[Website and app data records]
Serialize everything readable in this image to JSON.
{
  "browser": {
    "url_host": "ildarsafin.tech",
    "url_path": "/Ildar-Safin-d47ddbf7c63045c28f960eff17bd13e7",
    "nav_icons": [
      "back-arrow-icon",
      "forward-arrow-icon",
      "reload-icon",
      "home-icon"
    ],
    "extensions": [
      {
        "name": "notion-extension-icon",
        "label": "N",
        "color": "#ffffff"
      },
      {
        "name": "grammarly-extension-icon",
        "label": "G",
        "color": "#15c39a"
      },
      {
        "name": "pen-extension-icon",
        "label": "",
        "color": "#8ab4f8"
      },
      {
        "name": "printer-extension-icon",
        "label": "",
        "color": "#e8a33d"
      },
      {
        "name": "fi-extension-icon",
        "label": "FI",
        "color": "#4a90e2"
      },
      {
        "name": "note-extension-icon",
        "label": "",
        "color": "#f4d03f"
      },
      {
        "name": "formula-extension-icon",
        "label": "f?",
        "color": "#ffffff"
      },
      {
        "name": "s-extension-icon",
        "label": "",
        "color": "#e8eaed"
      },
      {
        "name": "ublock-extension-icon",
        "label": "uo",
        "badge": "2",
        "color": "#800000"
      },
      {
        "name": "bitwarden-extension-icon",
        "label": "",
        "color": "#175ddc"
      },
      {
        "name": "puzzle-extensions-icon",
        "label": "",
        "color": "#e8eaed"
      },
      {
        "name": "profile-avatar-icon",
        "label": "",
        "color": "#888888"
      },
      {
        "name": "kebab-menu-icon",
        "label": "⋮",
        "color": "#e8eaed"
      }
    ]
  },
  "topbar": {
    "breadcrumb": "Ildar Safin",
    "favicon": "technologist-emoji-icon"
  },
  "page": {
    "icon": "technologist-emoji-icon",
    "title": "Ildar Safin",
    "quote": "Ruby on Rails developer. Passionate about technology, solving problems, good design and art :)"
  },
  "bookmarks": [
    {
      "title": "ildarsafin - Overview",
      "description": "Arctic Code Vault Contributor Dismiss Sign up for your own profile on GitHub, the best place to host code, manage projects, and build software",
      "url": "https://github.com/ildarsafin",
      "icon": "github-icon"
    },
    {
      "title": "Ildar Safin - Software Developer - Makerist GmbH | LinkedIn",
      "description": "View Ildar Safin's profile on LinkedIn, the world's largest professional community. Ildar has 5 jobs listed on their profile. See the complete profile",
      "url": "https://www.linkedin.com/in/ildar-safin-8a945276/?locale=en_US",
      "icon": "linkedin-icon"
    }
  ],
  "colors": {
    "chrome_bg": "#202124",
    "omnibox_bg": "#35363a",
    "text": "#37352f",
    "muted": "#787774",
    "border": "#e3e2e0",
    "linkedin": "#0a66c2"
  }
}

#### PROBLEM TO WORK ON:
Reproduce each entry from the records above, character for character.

#### COMPLETED EXERCISE:
Serialize everything readable in this image to JSON.
{
  "browser": {
    "url_host": "ildarsafin.tech",
    "url_path": "/Ildar-Safin-d47ddbf7c63045c28f960eff17bd13e7",
    "nav_icons": [
      "back-arrow-icon",
      "forward-arrow-icon",
      "reload-icon",
      "home-icon"
    ],
    "extensions": [
      {
        "name": "notion-extension-icon",
        "label": "N",
        "color": "#ffffff"
      },
      {
        "name": "grammarly-extension-icon",
        "label": "G",
        "color": "#15c39a"
      },
      {
        "name": "pen-extension-icon",
        "label": "",
        "color": "#8ab4f8"
      },
      {
        "name": "printer-extension-icon",
        "label": "",
        "color": "#e8a33d"
      },
      {
        "name": "fi-extension-icon",
        "label": "FI",
        "color": "#4a90e2"
      },
      {
        "name": "note-extension-icon",
        "label": "",
        "color": "#f4d03f"
      },
      {
        "name": "formula-extension-icon",
        "label": "f?",
        "color": "#ffffff"
      },
      {
        "name": "s-extension-icon",
        "label": "",
        "color": "#e8eaed"
      },
      {
        "name": "ublock-extension-icon",
        "label": "uo",
        "badge": "2",
        "color": "#800000"
      },
      {
        "name": "bitwarden-extension-icon",
        "label": "",
        "color": "#175ddc"
      },
      {
        "name": "puzzle-extensions-icon",
        "label": "",
        "color": "#e8eaed"
      },
      {
        "name": "profile-avatar-icon",
        "label": "",
        "color": "#888888"
      },
      {
        "name": "kebab-menu-icon",
        "label": "⋮",
        "color": "#e8eaed"
      }
    ]
  },
  "topbar": {
    "breadcrumb": "Ildar Safin",
    "favicon": "technologist-emoji-icon"
  },
  "page": {
    "icon": "technologist-emoji-icon",
    "title": "Ildar Safin",
    "quote": "Ruby on Rails developer. Passionate about technology, solving problems, good design and art :)"
  },
  "bookmarks": [
    {
      "title": "ildarsafin - Overview",
      "description": "Arctic Code Vault Contributor Dismiss Sign up for your own profile on GitHub, the best place to host code, manage projects, and build software",
      "url": "https://github.com/ildarsafin",
      "icon": "github-icon"
    },
    {
      "title": "Ildar Safin - Software Developer - Makerist GmbH | LinkedIn",
      "description": "View Ildar Safin's profile on LinkedIn, the world's largest professional community. Ildar has 5 jobs listed on their profile. See the complete profile",
      "url": "https://www.linkedin.com/in/ildar-safin-8a945276/?locale=en_US",
      "icon": "linkedin-icon"
    }
  ],
  "colors": {
    "chrome_bg": "#202124",
    "omnibox_bg": "#35363a",
    "text": "#37352f",
    "muted": "#787774",
    "border": "#e3e2e0",
    "linkedin": "#0a66c2"
  }
}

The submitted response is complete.